*** SUPPLIED DATA ***
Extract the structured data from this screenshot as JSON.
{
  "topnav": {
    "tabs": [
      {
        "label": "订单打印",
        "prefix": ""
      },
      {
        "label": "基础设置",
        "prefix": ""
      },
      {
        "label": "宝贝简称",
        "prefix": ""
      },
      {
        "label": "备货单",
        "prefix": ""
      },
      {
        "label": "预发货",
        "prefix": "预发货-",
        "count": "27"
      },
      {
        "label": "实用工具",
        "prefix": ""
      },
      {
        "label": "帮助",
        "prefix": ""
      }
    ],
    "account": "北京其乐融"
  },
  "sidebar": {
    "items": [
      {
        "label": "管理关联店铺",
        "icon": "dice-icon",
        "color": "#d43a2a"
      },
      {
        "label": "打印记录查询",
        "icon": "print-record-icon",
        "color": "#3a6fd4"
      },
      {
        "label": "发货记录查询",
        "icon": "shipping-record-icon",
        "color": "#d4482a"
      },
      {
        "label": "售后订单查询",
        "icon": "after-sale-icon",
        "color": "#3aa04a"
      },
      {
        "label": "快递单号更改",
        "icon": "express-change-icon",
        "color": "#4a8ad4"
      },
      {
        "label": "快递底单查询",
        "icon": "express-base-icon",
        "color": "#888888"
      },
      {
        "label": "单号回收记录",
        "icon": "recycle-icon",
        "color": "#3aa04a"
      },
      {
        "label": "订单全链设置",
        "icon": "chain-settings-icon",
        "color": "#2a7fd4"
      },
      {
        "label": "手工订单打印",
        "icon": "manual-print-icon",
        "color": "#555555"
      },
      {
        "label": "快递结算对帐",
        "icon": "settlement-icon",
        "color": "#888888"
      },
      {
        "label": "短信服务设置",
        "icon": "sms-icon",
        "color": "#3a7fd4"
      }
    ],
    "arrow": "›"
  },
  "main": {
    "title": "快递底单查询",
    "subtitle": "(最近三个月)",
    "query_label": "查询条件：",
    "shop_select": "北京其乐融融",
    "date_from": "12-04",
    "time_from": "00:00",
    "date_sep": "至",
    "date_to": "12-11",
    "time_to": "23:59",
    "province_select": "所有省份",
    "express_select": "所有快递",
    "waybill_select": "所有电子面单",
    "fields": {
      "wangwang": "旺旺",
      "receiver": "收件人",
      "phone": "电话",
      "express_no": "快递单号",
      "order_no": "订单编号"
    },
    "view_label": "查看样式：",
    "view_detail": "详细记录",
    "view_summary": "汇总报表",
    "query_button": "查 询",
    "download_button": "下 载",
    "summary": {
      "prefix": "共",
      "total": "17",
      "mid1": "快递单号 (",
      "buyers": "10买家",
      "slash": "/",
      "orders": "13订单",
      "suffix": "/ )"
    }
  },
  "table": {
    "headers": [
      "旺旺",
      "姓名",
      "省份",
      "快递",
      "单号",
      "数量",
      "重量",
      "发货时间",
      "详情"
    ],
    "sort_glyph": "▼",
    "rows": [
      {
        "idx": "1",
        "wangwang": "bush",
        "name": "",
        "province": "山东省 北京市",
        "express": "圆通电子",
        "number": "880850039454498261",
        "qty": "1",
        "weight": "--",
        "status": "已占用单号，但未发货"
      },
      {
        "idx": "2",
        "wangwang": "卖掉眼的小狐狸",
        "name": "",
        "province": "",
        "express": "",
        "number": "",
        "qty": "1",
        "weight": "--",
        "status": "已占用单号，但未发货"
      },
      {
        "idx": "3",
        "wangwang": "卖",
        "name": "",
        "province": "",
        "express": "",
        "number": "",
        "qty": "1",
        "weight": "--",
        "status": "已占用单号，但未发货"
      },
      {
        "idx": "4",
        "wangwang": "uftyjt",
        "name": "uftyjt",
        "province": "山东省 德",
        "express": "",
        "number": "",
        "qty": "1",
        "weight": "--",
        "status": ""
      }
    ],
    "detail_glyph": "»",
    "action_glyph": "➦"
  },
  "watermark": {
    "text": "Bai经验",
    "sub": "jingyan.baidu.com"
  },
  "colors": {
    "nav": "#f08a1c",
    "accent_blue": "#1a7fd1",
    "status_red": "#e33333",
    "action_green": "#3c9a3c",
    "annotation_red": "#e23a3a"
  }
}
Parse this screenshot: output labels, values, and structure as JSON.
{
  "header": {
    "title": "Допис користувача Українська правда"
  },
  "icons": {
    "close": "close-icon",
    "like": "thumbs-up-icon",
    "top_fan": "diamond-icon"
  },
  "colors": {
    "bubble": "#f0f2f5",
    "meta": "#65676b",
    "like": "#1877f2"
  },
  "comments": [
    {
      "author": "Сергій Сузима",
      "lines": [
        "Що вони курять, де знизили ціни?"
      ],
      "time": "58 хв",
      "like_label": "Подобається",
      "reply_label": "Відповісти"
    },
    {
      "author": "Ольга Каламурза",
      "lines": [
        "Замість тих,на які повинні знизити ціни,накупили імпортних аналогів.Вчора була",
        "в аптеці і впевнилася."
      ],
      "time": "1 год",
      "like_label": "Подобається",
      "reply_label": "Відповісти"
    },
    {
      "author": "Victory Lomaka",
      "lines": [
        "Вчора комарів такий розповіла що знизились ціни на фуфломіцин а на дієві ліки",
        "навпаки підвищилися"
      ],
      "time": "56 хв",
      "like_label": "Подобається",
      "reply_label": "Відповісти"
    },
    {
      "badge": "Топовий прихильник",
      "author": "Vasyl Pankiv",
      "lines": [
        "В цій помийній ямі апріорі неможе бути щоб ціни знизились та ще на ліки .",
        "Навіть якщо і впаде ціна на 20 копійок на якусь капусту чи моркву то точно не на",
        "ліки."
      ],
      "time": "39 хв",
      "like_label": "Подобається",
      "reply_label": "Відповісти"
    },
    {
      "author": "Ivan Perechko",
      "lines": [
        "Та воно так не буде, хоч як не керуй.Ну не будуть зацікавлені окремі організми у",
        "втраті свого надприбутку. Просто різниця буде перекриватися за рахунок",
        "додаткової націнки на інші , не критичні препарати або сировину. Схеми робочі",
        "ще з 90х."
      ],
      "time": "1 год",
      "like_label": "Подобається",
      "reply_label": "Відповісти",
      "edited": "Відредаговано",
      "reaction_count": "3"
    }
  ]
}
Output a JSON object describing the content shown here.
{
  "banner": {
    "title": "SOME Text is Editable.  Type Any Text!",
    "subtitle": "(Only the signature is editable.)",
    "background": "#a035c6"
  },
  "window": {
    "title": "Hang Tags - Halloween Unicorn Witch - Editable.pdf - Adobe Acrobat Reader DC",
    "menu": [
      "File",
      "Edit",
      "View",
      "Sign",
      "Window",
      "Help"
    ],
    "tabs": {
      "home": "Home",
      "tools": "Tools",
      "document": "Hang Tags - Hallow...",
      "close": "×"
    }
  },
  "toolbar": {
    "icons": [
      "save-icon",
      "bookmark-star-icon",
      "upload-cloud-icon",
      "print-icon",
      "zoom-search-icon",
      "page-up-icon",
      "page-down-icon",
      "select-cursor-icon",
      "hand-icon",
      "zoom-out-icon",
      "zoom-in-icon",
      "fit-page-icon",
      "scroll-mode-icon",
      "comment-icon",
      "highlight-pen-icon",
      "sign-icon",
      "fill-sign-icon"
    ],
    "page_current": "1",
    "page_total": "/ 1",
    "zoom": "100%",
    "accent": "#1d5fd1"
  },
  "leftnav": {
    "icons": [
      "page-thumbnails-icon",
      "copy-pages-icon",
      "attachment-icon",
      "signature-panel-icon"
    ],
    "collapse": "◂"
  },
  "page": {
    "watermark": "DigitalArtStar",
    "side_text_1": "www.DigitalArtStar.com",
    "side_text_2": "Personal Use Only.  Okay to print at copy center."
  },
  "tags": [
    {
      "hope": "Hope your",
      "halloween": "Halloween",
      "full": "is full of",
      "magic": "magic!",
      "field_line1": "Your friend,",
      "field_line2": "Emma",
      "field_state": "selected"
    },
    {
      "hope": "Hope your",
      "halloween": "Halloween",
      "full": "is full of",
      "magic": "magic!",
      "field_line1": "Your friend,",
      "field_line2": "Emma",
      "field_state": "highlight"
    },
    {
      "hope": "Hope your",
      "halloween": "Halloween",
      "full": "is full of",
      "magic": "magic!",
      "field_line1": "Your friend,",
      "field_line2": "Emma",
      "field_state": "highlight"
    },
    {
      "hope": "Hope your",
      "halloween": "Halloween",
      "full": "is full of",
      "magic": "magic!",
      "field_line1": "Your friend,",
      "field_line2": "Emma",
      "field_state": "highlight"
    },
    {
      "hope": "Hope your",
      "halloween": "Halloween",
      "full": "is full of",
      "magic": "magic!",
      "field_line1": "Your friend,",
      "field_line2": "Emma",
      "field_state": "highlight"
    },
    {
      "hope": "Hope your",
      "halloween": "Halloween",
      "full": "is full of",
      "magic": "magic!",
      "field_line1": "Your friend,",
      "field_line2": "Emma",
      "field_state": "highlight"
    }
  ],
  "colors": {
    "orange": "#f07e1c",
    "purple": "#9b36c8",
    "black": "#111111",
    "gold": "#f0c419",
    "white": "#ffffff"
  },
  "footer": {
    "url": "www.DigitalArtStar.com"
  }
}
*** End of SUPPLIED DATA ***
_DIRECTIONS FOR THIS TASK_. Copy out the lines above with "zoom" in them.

_EXPECTED OUTPUT_.
      "zoom-search-icon",
      "zoom-out-icon",
      "zoom-in-icon",
    "zoom": "100%",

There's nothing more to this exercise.